__PROVIDED RECORDS__.
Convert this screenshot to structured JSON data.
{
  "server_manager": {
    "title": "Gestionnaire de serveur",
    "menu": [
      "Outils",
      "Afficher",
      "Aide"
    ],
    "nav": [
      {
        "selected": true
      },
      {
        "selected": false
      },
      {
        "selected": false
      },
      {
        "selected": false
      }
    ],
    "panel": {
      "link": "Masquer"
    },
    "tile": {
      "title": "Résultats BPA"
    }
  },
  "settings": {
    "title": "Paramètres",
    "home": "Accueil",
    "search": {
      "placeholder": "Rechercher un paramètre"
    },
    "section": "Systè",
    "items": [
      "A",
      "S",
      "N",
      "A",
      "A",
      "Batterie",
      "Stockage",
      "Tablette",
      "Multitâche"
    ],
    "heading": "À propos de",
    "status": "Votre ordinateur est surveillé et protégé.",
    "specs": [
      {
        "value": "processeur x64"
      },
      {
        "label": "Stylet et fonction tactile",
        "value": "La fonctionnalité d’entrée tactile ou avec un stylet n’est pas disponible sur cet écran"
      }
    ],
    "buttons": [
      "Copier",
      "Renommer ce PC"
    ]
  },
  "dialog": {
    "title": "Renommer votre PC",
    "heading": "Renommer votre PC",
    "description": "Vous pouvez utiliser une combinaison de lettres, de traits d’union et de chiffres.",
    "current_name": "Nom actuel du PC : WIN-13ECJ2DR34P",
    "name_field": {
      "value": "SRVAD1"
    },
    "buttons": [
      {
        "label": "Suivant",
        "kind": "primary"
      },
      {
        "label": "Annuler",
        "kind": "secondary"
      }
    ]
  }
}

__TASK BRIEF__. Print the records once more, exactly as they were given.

__RESULT__.
Convert this screenshot to structured JSON data.
{
  "server_manager": {
    "title": "Gestionnaire de serveur",
    "menu": [
      "Outils",
      "Afficher",
      "Aide"
    ],
    "nav": [
      {
        "selected": true
      },
      {
        "selected": false
      },
      {
        "selected": false
      },
      {
        "selected": false
      }
    ],
    "panel": {
      "link": "Masquer"
    },
    "tile": {
      "title": "Résultats BPA"
    }
  },
  "settings": {
    "title": "Paramètres",
    "home": "Accueil",
    "search": {
      "placeholder": "Rechercher un paramètre"
    },
    "section": "Systè",
    "items": [
      "A",
      "S",
      "N",
      "A",
      "A",
      "Batterie",
      "Stockage",
      "Tablette",
      "Multitâche"
    ],
    "heading": "À propos de",
    "status": "Votre ordinateur est surveillé et protégé.",
    "specs": [
      {
        "value": "processeur x64"
      },
      {
        "label": "Stylet et fonction tactile",
        "value": "La fonctionnalité d’entrée tactile ou avec un stylet n’est pas disponible sur cet écran"
      }
    ],
    "buttons": [
      "Copier",
      "Renommer ce PC"
    ]
  },
  "dialog": {
    "title": "Renommer votre PC",
    "heading": "Renommer votre PC",
    "description": "Vous pouvez utiliser une combinaison de lettres, de traits d’union et de chiffres.",
    "current_name": "Nom actuel du PC : WIN-13ECJ2DR34P",
    "name_field": {
      "value": "SRVAD1"
    },
    "buttons": [
      {
        "label": "Suivant",
        "kind": "primary"
      },
      {
        "label": "Annuler",
        "kind": "secondary"
      }
    ]
  }
}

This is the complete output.